D - Double Roller Chain Sprockets/ Duplex Sprockets
E - Triple Roller Chain Sprockets/ Triplex Sprockets
F - Four Strand Sprockets/ Quadruple Sprockets
DS - Double Single (these sprockets are made to run two single-strands of roller chain side parallel to each other)

Common Sprocket Styles

QD style sprockets, also known as "quick detachable" utilize a tapered bushing that is bolted into the bore that is machined in the sprocket. When the bushing is inserted into the sprocket is compresses onto the shaft, which provides a tight grip.
Taper Bushed sprockets, commonly designated with TL, BTL, CTL, TB, BTB, or CTB is another style of interchangeable bushed sprockets that provides a positive grip on the driven shaft.
Shear Pin sprockets use a shear pin type hub that is bolted to a sprocket to provide an overload device. If the torque rating is exceeded the shear device disengages the sprocket from the drive.
Split type roller chain sprockets are manufactured for quick installation without disruption of the shaft and alignment.

Sprocket Part Number Nomenclature

When identifying a sprocket with a part number, standardly the chain pitch will be written first, then the hub style or code, and followed by the number of teeth the sprocket has. If the sprocket is multi strand there will most often be a letter prefix at the beginning of the part number.

Behind the part number a suffix of "H" is added if the teeth are hardened from being heat-treated. If the sprocket is a QD or taper bushed style the center letter for the hub designation is changed to represent so.
Standard Sprocket With Finished Bore Example:

Some manufactures will also designate in the part number if the sprocket is manufactured from a special material. This designation can be placed in the front of the part number or behind, if it is noted.
Common Material Suffixes:
‣ SS - Stainless Steel
‣ NM - Non-Metallic
‣ BR - Brass or Bronze ‣ CD - Cadmium Plated
‣ Zi - Zinc Plated ‣ Ni - Nickel Plated
‣ CH - Chrome Plated ‣ AL - Aluminum
If the sprocket is a shear pin sprocket then the center hub style letter is substituted with an SP.

Sprocket Dimensional Specifications

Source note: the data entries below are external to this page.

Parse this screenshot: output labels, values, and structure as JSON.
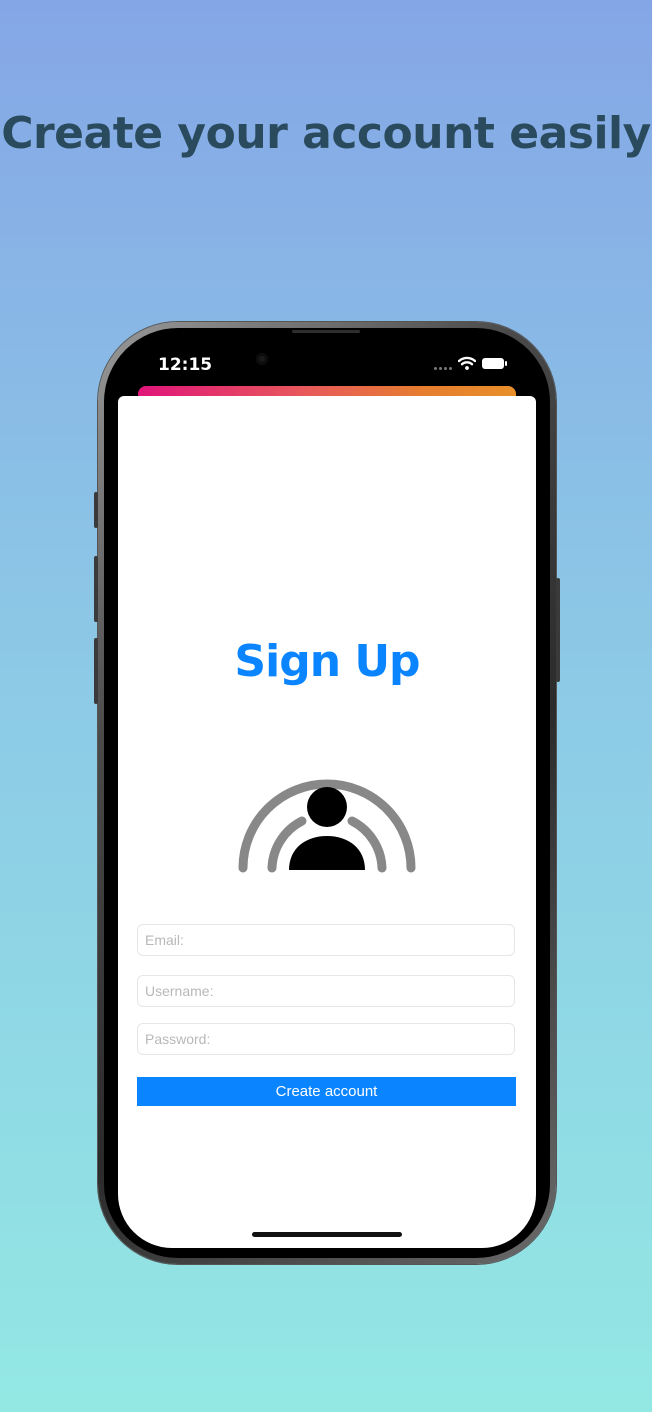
{
  "headline": "Create your account easily",
  "status_bar": {
    "time": "12:15"
  },
  "screen": {
    "title": "Sign Up",
    "icon": "person-signal-icon",
    "form": {
      "email_placeholder": "Email:",
      "username_placeholder": "Username:",
      "password_placeholder": "Password:",
      "submit_label": "Create account"
    }
  },
  "colors": {
    "accent": "#0a84ff",
    "headline": "#2a4a5e",
    "strip_start": "#e0157a",
    "strip_end": "#e88f2a"
  }
}
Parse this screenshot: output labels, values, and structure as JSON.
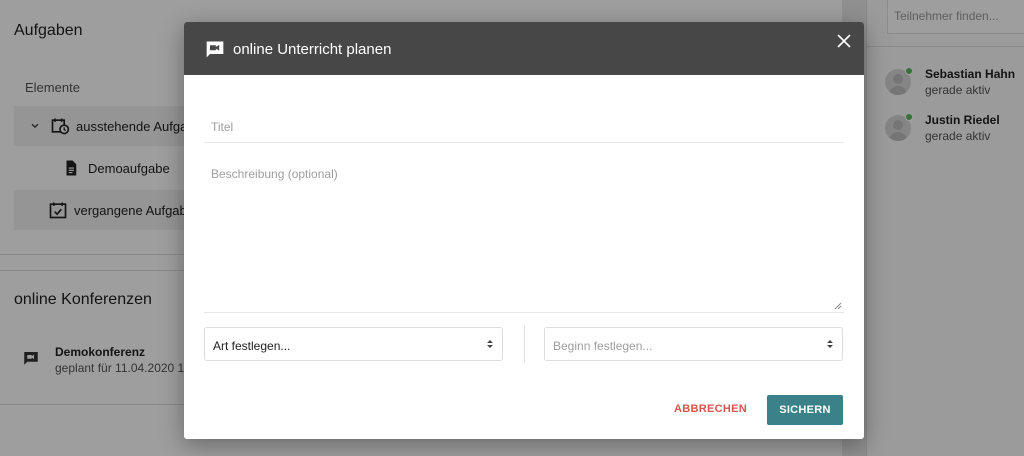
{
  "background": {
    "aufgaben_card": {
      "title": "Aufgaben",
      "section_label": "Elemente",
      "items": [
        {
          "label": "ausstehende Aufgaben",
          "icon": "calendar-clock-icon",
          "expanded": true
        },
        {
          "label": "Demoaufgabe",
          "icon": "document-icon"
        },
        {
          "label": "vergangene Aufgaben",
          "icon": "calendar-check-icon"
        }
      ]
    },
    "konferenzen_card": {
      "title": "online Konferenzen",
      "item": {
        "title": "Demokonferenz",
        "subtitle": "geplant für 11.04.2020 1",
        "icon": "video-chat-icon"
      }
    },
    "participants": {
      "search_placeholder": "Teilnehmer finden...",
      "list": [
        {
          "name": "Sebastian Hahn",
          "status": "gerade aktiv"
        },
        {
          "name": "Justin Riedel",
          "status": "gerade aktiv"
        }
      ]
    }
  },
  "modal": {
    "title": "online Unterricht planen",
    "title_field_placeholder": "Titel",
    "description_placeholder": "Beschreibung (optional)",
    "type_select": "Art festlegen...",
    "start_select": "Beginn festlegen...",
    "cancel_label": "ABBRECHEN",
    "save_label": "SICHERN"
  },
  "colors": {
    "header_bg": "#474747",
    "save_button": "#3a8189",
    "cancel_text": "#d9534f",
    "online_dot": "#5cb85c"
  }
}
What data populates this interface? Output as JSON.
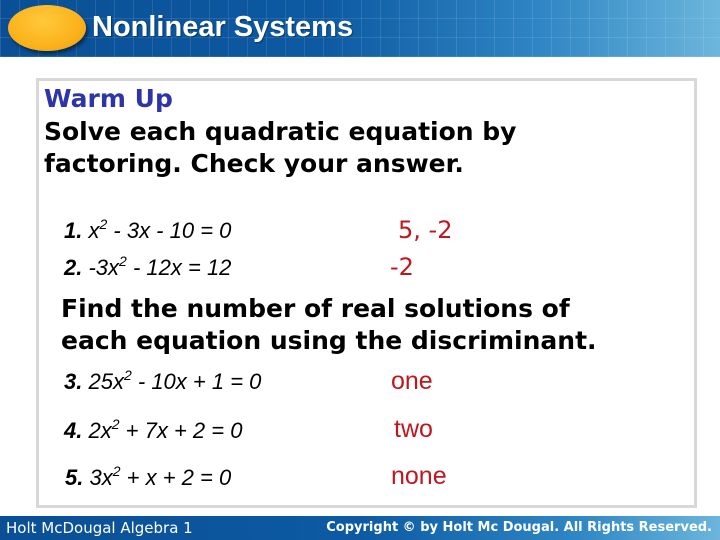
{
  "header": {
    "title": "Nonlinear Systems"
  },
  "warmup": {
    "heading": "Warm Up",
    "instruction_1_line1": "Solve each quadratic equation by",
    "instruction_1_line2": "factoring. Check your answer.",
    "instruction_2_line1": "Find the number of real solutions of",
    "instruction_2_line2": "each equation using the discriminant.",
    "problems": [
      {
        "num": "1.",
        "pre": "x",
        "sup": "2",
        "post": " - 3x - 10 = 0",
        "answer": "5, -2"
      },
      {
        "num": "2.",
        "pre": "-3x",
        "sup": "2",
        "post": " - 12x = 12",
        "answer": "-2"
      },
      {
        "num": "3.",
        "pre": "25x",
        "sup": "2",
        "post": " - 10x + 1 = 0",
        "answer": "one"
      },
      {
        "num": "4.",
        "pre": "2x",
        "sup": "2",
        "post": " + 7x + 2 = 0",
        "answer": "two"
      },
      {
        "num": "5.",
        "pre": "3x",
        "sup": "2",
        "post": " + x + 2 = 0",
        "answer": "none"
      }
    ]
  },
  "footer": {
    "left": "Holt McDougal Algebra 1",
    "right": "Copyright © by Holt Mc Dougal. All Rights Reserved."
  },
  "colors": {
    "header_blue": "#0d5aa3",
    "accent_orange": "#fbb21c",
    "heading_blue": "#2e35a8",
    "answer_red": "#c0161e"
  }
}
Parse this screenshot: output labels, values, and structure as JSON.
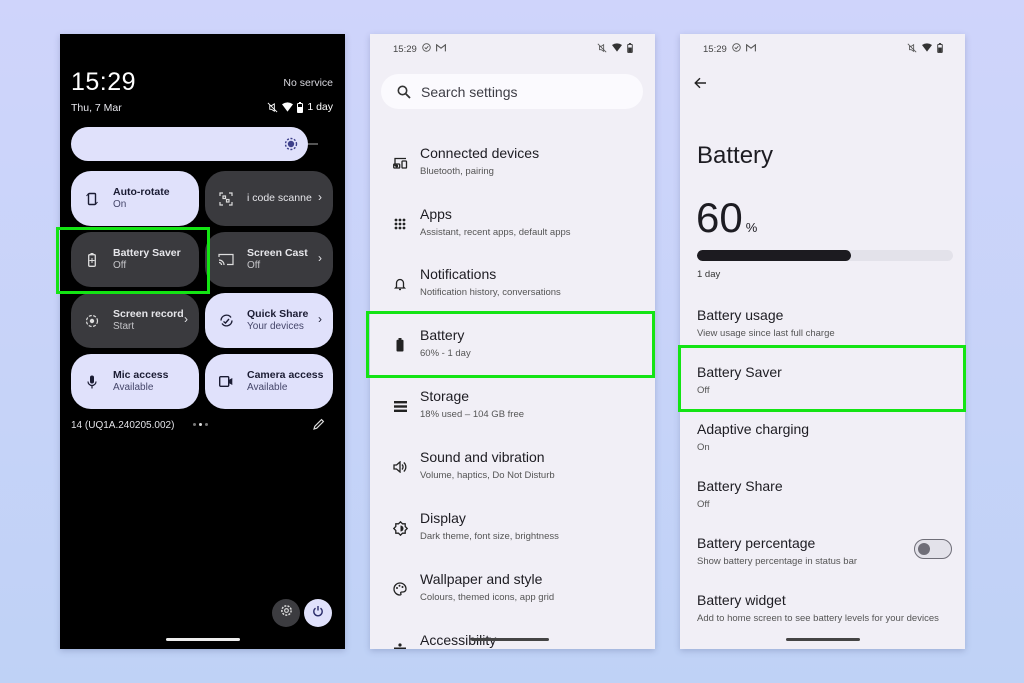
{
  "quick_settings": {
    "time": "15:29",
    "date": "Thu, 7 Mar",
    "carrier": "No service",
    "battery_estimate": "1 day",
    "tiles": [
      {
        "title": "Auto-rotate",
        "subtitle": "On",
        "state": "on",
        "icon": "screen-rotation-icon"
      },
      {
        "title": "i code scanne",
        "subtitle": "",
        "state": "off",
        "icon": "qr-scanner-icon",
        "has_chevron": true
      },
      {
        "title": "Battery Saver",
        "subtitle": "Off",
        "state": "off",
        "icon": "battery-saver-icon"
      },
      {
        "title": "Screen Cast",
        "subtitle": "Off",
        "state": "off",
        "icon": "cast-icon",
        "has_chevron": true
      },
      {
        "title": "Screen record",
        "subtitle": "Start",
        "state": "off",
        "icon": "screen-record-icon",
        "has_chevron": true
      },
      {
        "title": "Quick Share",
        "subtitle": "Your devices",
        "state": "on",
        "icon": "quick-share-icon",
        "has_chevron": true
      },
      {
        "title": "Mic access",
        "subtitle": "Available",
        "state": "on",
        "icon": "mic-icon"
      },
      {
        "title": "Camera access",
        "subtitle": "Available",
        "state": "on",
        "icon": "camera-icon"
      }
    ],
    "chevron": "›",
    "build_number": "14 (UQ1A.240205.002)",
    "page_indicator": {
      "pages": 3,
      "current": 2
    }
  },
  "settings": {
    "status_time": "15:29",
    "search_placeholder": "Search settings",
    "items": [
      {
        "title": "Connected devices",
        "subtitle": "Bluetooth, pairing",
        "icon": "connected-devices-icon"
      },
      {
        "title": "Apps",
        "subtitle": "Assistant, recent apps, default apps",
        "icon": "apps-grid-icon"
      },
      {
        "title": "Notifications",
        "subtitle": "Notification history, conversations",
        "icon": "bell-icon"
      },
      {
        "title": "Battery",
        "subtitle": "60% - 1 day",
        "icon": "battery-icon"
      },
      {
        "title": "Storage",
        "subtitle": "18% used – 104 GB free",
        "icon": "storage-icon"
      },
      {
        "title": "Sound and vibration",
        "subtitle": "Volume, haptics, Do Not Disturb",
        "icon": "volume-icon"
      },
      {
        "title": "Display",
        "subtitle": "Dark theme, font size, brightness",
        "icon": "display-brightness-icon"
      },
      {
        "title": "Wallpaper and style",
        "subtitle": "Colours, themed icons, app grid",
        "icon": "palette-icon"
      },
      {
        "title": "Accessibility",
        "subtitle": "",
        "icon": "accessibility-icon"
      }
    ]
  },
  "battery_page": {
    "status_time": "15:29",
    "title": "Battery",
    "level_value": "60",
    "level_symbol": "%",
    "level_fraction": 0.6,
    "estimate": "1 day",
    "items": [
      {
        "title": "Battery usage",
        "subtitle": "View usage since last full charge"
      },
      {
        "title": "Battery Saver",
        "subtitle": "Off"
      },
      {
        "title": "Adaptive charging",
        "subtitle": "On"
      },
      {
        "title": "Battery Share",
        "subtitle": "Off"
      },
      {
        "title": "Battery percentage",
        "subtitle": "Show battery percentage in status bar",
        "toggle": false
      },
      {
        "title": "Battery widget",
        "subtitle": "Add to home screen to see battery levels for your devices"
      }
    ]
  },
  "colors": {
    "highlight": "#14e414",
    "qs_tile_on": "#e0e1fb",
    "qs_tile_off": "#3a3a3e",
    "settings_bg": "#f1eff6"
  }
}
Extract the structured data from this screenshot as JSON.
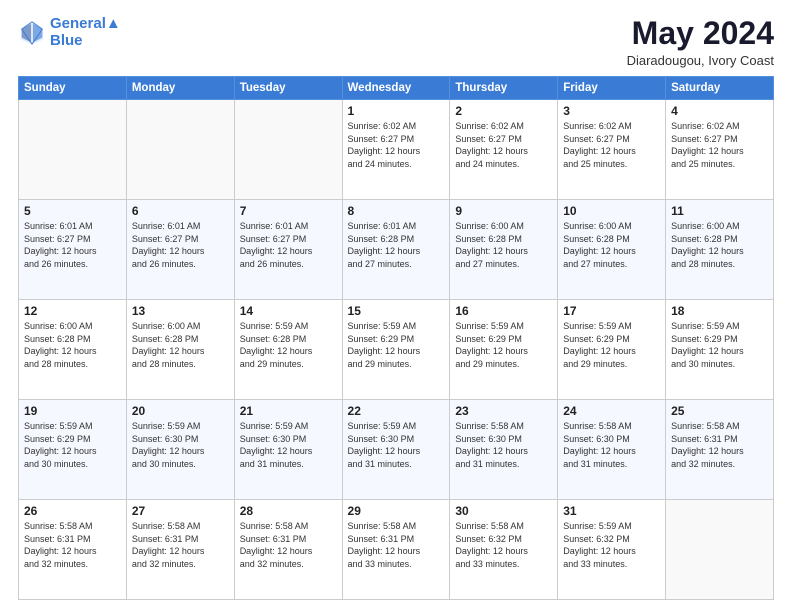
{
  "header": {
    "logo_line1": "General",
    "logo_line2": "Blue",
    "title": "May 2024",
    "subtitle": "Diaradougou, Ivory Coast"
  },
  "weekdays": [
    "Sunday",
    "Monday",
    "Tuesday",
    "Wednesday",
    "Thursday",
    "Friday",
    "Saturday"
  ],
  "weeks": [
    [
      {
        "day": "",
        "info": ""
      },
      {
        "day": "",
        "info": ""
      },
      {
        "day": "",
        "info": ""
      },
      {
        "day": "1",
        "info": "Sunrise: 6:02 AM\nSunset: 6:27 PM\nDaylight: 12 hours\nand 24 minutes."
      },
      {
        "day": "2",
        "info": "Sunrise: 6:02 AM\nSunset: 6:27 PM\nDaylight: 12 hours\nand 24 minutes."
      },
      {
        "day": "3",
        "info": "Sunrise: 6:02 AM\nSunset: 6:27 PM\nDaylight: 12 hours\nand 25 minutes."
      },
      {
        "day": "4",
        "info": "Sunrise: 6:02 AM\nSunset: 6:27 PM\nDaylight: 12 hours\nand 25 minutes."
      }
    ],
    [
      {
        "day": "5",
        "info": "Sunrise: 6:01 AM\nSunset: 6:27 PM\nDaylight: 12 hours\nand 26 minutes."
      },
      {
        "day": "6",
        "info": "Sunrise: 6:01 AM\nSunset: 6:27 PM\nDaylight: 12 hours\nand 26 minutes."
      },
      {
        "day": "7",
        "info": "Sunrise: 6:01 AM\nSunset: 6:27 PM\nDaylight: 12 hours\nand 26 minutes."
      },
      {
        "day": "8",
        "info": "Sunrise: 6:01 AM\nSunset: 6:28 PM\nDaylight: 12 hours\nand 27 minutes."
      },
      {
        "day": "9",
        "info": "Sunrise: 6:00 AM\nSunset: 6:28 PM\nDaylight: 12 hours\nand 27 minutes."
      },
      {
        "day": "10",
        "info": "Sunrise: 6:00 AM\nSunset: 6:28 PM\nDaylight: 12 hours\nand 27 minutes."
      },
      {
        "day": "11",
        "info": "Sunrise: 6:00 AM\nSunset: 6:28 PM\nDaylight: 12 hours\nand 28 minutes."
      }
    ],
    [
      {
        "day": "12",
        "info": "Sunrise: 6:00 AM\nSunset: 6:28 PM\nDaylight: 12 hours\nand 28 minutes."
      },
      {
        "day": "13",
        "info": "Sunrise: 6:00 AM\nSunset: 6:28 PM\nDaylight: 12 hours\nand 28 minutes."
      },
      {
        "day": "14",
        "info": "Sunrise: 5:59 AM\nSunset: 6:28 PM\nDaylight: 12 hours\nand 29 minutes."
      },
      {
        "day": "15",
        "info": "Sunrise: 5:59 AM\nSunset: 6:29 PM\nDaylight: 12 hours\nand 29 minutes."
      },
      {
        "day": "16",
        "info": "Sunrise: 5:59 AM\nSunset: 6:29 PM\nDaylight: 12 hours\nand 29 minutes."
      },
      {
        "day": "17",
        "info": "Sunrise: 5:59 AM\nSunset: 6:29 PM\nDaylight: 12 hours\nand 29 minutes."
      },
      {
        "day": "18",
        "info": "Sunrise: 5:59 AM\nSunset: 6:29 PM\nDaylight: 12 hours\nand 30 minutes."
      }
    ],
    [
      {
        "day": "19",
        "info": "Sunrise: 5:59 AM\nSunset: 6:29 PM\nDaylight: 12 hours\nand 30 minutes."
      },
      {
        "day": "20",
        "info": "Sunrise: 5:59 AM\nSunset: 6:30 PM\nDaylight: 12 hours\nand 30 minutes."
      },
      {
        "day": "21",
        "info": "Sunrise: 5:59 AM\nSunset: 6:30 PM\nDaylight: 12 hours\nand 31 minutes."
      },
      {
        "day": "22",
        "info": "Sunrise: 5:59 AM\nSunset: 6:30 PM\nDaylight: 12 hours\nand 31 minutes."
      },
      {
        "day": "23",
        "info": "Sunrise: 5:58 AM\nSunset: 6:30 PM\nDaylight: 12 hours\nand 31 minutes."
      },
      {
        "day": "24",
        "info": "Sunrise: 5:58 AM\nSunset: 6:30 PM\nDaylight: 12 hours\nand 31 minutes."
      },
      {
        "day": "25",
        "info": "Sunrise: 5:58 AM\nSunset: 6:31 PM\nDaylight: 12 hours\nand 32 minutes."
      }
    ],
    [
      {
        "day": "26",
        "info": "Sunrise: 5:58 AM\nSunset: 6:31 PM\nDaylight: 12 hours\nand 32 minutes."
      },
      {
        "day": "27",
        "info": "Sunrise: 5:58 AM\nSunset: 6:31 PM\nDaylight: 12 hours\nand 32 minutes."
      },
      {
        "day": "28",
        "info": "Sunrise: 5:58 AM\nSunset: 6:31 PM\nDaylight: 12 hours\nand 32 minutes."
      },
      {
        "day": "29",
        "info": "Sunrise: 5:58 AM\nSunset: 6:31 PM\nDaylight: 12 hours\nand 33 minutes."
      },
      {
        "day": "30",
        "info": "Sunrise: 5:58 AM\nSunset: 6:32 PM\nDaylight: 12 hours\nand 33 minutes."
      },
      {
        "day": "31",
        "info": "Sunrise: 5:59 AM\nSunset: 6:32 PM\nDaylight: 12 hours\nand 33 minutes."
      },
      {
        "day": "",
        "info": ""
      }
    ]
  ]
}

Bottom Diameter (BD) - This is the measurement of the diameter of a circle tangent to the bottoms of the tooth spaces.
Caliper Diameter - Since the bottom diameter (BD) of a sprocket with odd number of teeth cannot be measured directly, caliper diameters are the measurement across the tooth spaces nearly opposite.
Pitch Diameter (PD) - The diameter across to the pitch circle which is the circle followed by the centers of the chain pins as the sprocket revolves in mesh with the chain. PD= PITCH/ SIN(180/nT)
Outside Diameter (OD) The outside diameter is the measurement from the tip of the sprocket tooth across to the corresponding point directly across the sprocket. It is comparatively unimportant as the tooth length is not vital to proper meshing to with the chain. The outside diameter may vary depending on the type of cutter used. OD=(pitch)(0.6+COT[180/nT])
Hub Diameter (H) - Is the distance across the hub from one side to another. This diameter must not exceed the calculated diameter of the inside of the chain sidebars.
Maximum Sprocket Bore - This dimension is determined by the required hub wall thickness for proper strength. The dimensional allowance must be made for keyway and set screws.
Face Width (T) - Face width is limited in its maximum dimension to allow proper clearance to provide for chain engagement and disengagement. The minimum width is limited to provide the proper strength to carry the imposed loads.
Length Thru Bore (L) - The length thru bore must be sufficient to allow a long enough key to withstand the torque transmitted by the shaft. This also measures the stability of the sprocket on the shaft.